━━━━━ Records to use ━━━━━

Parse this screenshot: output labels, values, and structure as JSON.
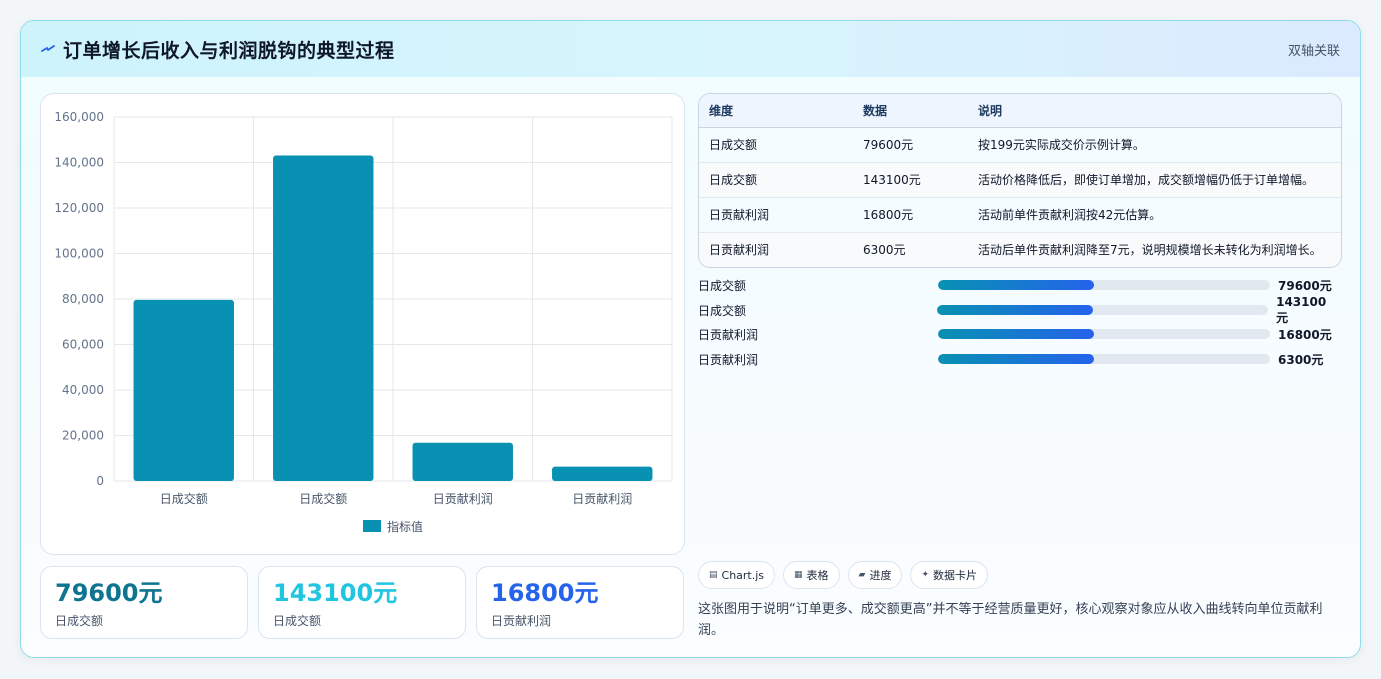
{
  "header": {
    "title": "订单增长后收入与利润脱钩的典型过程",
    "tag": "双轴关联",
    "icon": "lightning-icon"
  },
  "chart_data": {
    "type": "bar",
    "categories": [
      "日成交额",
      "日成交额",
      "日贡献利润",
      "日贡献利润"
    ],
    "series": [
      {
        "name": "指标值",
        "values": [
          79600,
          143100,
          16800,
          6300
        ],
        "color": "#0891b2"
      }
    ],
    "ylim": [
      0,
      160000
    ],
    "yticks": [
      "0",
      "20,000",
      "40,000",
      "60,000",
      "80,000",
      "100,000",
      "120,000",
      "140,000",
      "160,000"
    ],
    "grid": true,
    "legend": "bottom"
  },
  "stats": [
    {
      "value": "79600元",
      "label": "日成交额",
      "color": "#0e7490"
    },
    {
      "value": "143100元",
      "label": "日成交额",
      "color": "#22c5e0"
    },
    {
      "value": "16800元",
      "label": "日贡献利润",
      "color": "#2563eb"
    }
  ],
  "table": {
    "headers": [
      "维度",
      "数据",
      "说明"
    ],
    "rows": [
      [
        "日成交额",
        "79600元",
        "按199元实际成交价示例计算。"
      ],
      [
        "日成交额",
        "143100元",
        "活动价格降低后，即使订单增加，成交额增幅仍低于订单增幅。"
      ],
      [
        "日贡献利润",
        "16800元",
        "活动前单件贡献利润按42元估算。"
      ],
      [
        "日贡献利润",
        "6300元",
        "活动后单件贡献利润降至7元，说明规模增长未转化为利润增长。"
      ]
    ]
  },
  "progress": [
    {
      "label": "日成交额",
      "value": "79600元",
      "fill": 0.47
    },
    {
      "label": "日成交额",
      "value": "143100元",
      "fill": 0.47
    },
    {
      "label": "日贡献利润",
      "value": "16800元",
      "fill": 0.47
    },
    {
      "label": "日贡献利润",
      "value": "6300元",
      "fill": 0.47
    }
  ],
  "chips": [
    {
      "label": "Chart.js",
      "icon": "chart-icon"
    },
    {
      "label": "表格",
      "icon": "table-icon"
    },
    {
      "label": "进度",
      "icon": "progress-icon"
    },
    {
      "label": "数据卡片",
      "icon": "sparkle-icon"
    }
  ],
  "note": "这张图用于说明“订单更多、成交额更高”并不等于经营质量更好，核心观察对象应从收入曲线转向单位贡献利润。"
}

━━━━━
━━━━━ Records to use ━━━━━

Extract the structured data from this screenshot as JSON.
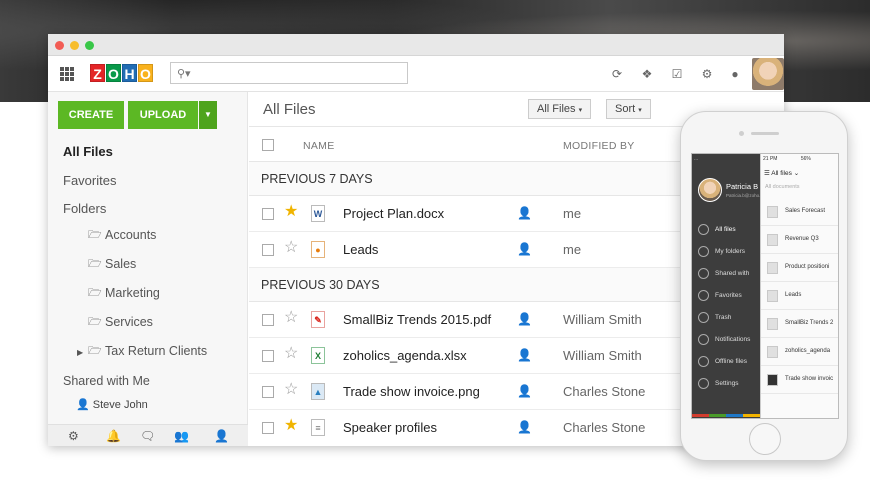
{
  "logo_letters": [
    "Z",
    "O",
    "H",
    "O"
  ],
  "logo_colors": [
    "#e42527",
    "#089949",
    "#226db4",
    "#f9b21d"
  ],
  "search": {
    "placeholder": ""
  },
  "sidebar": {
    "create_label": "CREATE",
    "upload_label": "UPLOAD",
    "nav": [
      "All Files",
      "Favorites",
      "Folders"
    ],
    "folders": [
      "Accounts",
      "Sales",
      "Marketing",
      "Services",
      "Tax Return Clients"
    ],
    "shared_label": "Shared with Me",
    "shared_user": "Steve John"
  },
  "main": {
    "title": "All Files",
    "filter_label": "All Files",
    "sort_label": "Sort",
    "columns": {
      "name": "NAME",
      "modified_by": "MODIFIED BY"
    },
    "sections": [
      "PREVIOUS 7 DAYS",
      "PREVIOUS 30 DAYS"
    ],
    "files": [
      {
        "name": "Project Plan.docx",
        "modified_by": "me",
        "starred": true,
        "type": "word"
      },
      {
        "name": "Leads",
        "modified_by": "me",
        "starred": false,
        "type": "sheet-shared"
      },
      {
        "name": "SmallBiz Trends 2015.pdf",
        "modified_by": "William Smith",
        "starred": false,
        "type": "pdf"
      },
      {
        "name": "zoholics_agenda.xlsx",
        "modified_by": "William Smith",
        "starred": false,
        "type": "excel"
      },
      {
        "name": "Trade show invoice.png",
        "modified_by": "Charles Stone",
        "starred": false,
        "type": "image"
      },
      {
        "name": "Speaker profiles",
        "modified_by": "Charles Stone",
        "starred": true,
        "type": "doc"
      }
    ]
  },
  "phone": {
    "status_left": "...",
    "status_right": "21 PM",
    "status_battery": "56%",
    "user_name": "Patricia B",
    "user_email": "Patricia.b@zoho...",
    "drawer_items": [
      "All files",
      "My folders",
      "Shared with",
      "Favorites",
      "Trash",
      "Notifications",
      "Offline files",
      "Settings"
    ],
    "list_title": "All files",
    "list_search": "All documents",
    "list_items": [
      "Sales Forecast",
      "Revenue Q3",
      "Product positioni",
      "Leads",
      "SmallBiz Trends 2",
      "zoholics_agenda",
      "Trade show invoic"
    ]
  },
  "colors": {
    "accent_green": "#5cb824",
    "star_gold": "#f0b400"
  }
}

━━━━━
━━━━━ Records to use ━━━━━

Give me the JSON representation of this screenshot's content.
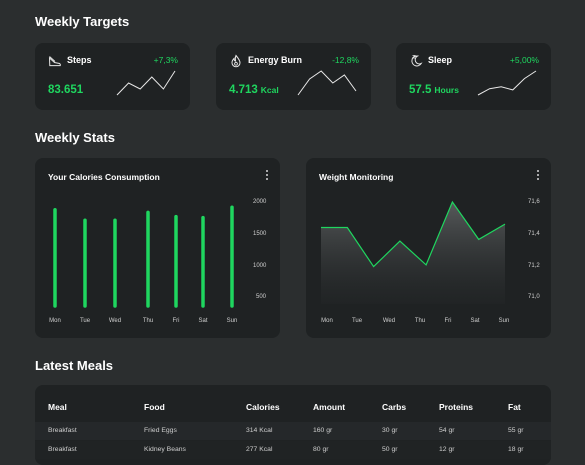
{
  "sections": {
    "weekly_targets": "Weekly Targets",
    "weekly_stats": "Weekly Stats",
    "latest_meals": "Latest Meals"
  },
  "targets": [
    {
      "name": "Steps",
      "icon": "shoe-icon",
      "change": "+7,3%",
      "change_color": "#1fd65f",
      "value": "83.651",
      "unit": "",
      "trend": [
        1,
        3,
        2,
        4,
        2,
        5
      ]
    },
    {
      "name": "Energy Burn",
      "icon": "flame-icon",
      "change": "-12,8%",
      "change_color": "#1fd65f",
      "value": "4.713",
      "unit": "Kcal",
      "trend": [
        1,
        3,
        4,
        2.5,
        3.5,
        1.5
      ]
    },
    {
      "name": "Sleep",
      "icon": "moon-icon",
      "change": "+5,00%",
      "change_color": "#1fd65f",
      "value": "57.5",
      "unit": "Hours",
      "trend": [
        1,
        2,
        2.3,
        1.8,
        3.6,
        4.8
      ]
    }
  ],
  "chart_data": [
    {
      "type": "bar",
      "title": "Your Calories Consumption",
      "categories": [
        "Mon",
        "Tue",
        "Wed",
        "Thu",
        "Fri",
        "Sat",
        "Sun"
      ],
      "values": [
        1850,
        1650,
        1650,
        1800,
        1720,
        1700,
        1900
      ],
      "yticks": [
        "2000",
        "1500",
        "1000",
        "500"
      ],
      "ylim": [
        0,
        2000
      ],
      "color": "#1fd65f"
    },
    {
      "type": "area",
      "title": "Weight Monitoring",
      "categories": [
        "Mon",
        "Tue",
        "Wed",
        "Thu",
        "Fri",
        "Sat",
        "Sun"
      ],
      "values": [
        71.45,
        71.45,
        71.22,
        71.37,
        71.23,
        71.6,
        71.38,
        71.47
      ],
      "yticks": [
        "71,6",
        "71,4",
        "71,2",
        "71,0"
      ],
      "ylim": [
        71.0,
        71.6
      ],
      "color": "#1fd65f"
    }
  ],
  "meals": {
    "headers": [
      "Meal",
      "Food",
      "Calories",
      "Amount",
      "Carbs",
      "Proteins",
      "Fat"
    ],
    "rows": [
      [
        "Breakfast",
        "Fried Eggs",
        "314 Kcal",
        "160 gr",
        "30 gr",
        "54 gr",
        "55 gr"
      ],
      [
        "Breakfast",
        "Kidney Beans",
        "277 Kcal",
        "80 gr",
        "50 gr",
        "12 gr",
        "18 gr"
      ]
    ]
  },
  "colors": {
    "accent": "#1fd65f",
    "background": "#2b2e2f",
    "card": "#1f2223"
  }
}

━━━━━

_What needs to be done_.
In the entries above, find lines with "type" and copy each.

_Exercise result_.
    "type": "bar",
        "type": "word"
        "type": "sheet-shared"
        "type": "pdf"
        "type": "excel"
        "type": "image"
        "type": "doc"
      "type": "bar",
      "type": "area",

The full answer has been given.